Data excerpts →
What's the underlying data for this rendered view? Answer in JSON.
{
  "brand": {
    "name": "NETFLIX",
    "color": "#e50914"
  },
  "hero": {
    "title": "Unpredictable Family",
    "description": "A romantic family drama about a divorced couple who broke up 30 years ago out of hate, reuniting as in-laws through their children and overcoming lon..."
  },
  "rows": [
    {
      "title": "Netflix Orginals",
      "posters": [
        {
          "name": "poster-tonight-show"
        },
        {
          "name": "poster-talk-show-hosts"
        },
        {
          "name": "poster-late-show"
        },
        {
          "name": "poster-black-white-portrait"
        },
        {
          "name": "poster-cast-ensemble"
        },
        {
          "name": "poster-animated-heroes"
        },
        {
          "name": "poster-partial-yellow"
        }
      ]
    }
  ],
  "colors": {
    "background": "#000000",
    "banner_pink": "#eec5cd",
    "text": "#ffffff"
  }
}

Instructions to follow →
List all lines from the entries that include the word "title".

Solution below →
    "title": "Unpredictable Family",
      "title": "Netflix Orginals",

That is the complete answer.